But this time, providing supplies for the frontline hospitals is still a hard mission to complete, not only because the epidemic parallels the Chinese New Year holiday. As Hubei’s hospitals started to appeal online for help since early January, the public trust in Chinese Red Cross, a state-backed philanthropy organization reached to a new low for ineptitude. On January 26, the Chinese Ministry of Civil Affairs announced that all donations must go through five official philanthropy organizations including Hubei Provincial Red Cross. Since then, many have complained that the distribution and delivery of donated supplies is opaque. Most supplies sent from overseas are even rumored to have been detained or returned. In the meantime, hospitals are still crying for help on social media despite the Red Cross in China — and other organizations — having received millions of dollars in donations.

Without a third party, the fan girls need to get it all figured out by themselves. Mostly college students and young professionals, the members use their personal connections to weave a solid network. “Although we come from all walks of life, only very few have direct contact with medical suppliers and distributors”, said Eva from a Roy Wang fansite. To ensure the supplies they sourced abroad are up to Chinese standards, Eva and her fellow members in management had to learn the difference between US and Chinese standards for the N95 Respirator. Xiaodu also mentioned the difficulty her team had when choosing medical supplies: “None of us are professional, but we do not want hospitals to make do with whatever people give at this point”.

Hospitals in Wuhan Appealing online for help (Source: Weibo)

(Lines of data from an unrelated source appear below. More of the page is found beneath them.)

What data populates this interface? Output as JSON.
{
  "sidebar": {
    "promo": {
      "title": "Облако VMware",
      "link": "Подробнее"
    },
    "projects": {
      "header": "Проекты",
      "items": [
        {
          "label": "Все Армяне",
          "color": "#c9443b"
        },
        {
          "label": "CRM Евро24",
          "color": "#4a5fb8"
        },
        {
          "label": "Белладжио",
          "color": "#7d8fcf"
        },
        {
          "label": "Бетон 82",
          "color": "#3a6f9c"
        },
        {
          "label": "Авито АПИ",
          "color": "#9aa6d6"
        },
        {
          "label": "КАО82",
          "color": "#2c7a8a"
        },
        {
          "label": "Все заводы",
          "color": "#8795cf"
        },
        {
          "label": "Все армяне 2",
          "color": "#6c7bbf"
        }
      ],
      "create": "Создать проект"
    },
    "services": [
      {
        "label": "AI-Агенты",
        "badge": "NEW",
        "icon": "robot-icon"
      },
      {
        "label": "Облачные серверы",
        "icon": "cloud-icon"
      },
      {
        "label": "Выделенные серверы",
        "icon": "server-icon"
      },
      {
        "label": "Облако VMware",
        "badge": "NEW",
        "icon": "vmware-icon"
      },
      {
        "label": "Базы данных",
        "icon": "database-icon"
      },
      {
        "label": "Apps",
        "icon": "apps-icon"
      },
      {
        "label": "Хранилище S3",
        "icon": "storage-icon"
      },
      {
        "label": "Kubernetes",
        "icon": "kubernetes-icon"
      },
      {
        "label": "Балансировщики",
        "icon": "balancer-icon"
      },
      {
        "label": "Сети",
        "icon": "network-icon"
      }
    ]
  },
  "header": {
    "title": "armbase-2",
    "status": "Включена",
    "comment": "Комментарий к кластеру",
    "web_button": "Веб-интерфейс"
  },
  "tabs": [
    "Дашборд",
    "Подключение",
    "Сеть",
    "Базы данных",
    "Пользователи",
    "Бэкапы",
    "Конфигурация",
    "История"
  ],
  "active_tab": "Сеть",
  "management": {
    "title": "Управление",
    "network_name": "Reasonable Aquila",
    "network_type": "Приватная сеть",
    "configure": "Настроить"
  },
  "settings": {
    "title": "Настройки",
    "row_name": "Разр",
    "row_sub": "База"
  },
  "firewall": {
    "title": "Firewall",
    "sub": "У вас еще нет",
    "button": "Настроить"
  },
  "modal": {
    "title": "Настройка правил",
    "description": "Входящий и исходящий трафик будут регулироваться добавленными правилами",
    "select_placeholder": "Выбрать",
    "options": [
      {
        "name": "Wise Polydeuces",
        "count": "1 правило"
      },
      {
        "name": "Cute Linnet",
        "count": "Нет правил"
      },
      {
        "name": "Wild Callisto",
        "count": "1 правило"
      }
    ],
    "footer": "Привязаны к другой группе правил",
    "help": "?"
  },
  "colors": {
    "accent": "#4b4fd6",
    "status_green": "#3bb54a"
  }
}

Another major obstacle is the delivery of the supplies. During the national holiday, the cost of logistics had jumped up significantly, while the efficiency dropped. To complicate matters, strict quarantine was started at the end of January in most cities in Hubei. “We have successfully sent supplies into Wuhan initially, but it has become harder as more restrictions are in place”, said Xiaoxiao, leader of singer Xu Liang’s fan club and “Hundred Fan Clubs Aid” project. A source who participated in the operation revealed that a recent pack of supplies they donated had been detained and returned by the local authority without further explanation. He explained, “There is an inconsistency in policy execution between different batches of supplies we send”. As sending supplies into Wuhan became nearly impossible, some fan groups turned to other cities that suffered from the epidemic including Xiaogan and Jingzhou.

For Xiaoxiao, the scale of this online grassroots aid project exceeded what she could imagined. Although her project is named “Hundred Fan Clubs Aid”, the actual number of fan organizations participated is already over 500. “As more fan organizations join our WeChat group, all we need to do was to start an initiative, and fans all over the world will react passionately.” According to Qianqian, members on duty in the alliance can only get three to four hours of sleep each day, and are required to be responsive online 24 hours. The fan girls dealt with time differences with diligence and solidarity, and had launched more than 14 round of fundraising initiatives. In Xiaoxiao’s project alone, the total value of medical supplies shipped is approximately 348,000 yuan.

“I joined the fan club because of my love for my idol, but I stayed because of the fellow members”, said Zhang Maomao. Despite being a senior managing member of her fan club, she is just a 20-year-old sophomore student in college. Currently, her university has postponed the starting date of the 2020 spring semester and forbidden students from coming back to Beijing due to the coronavirus. Her prolonged holiday wasn’t at all leisurely, as she actively engaged in updating the information of donated supplies on social media. “We young people genuinely want to make a difference when we get the chance”, she laughed, “if only there were more organizations that function like us in China.”

Special thanks to LuHan Commonwealth Fan Union, Peng Chuyue Global Fan Club, TwinkleRoy Roy Wang Fan Site, Xu Liang Global Fan Club, Zhang Maomao, Sophia Wang and Kyle Li for contributing to this piece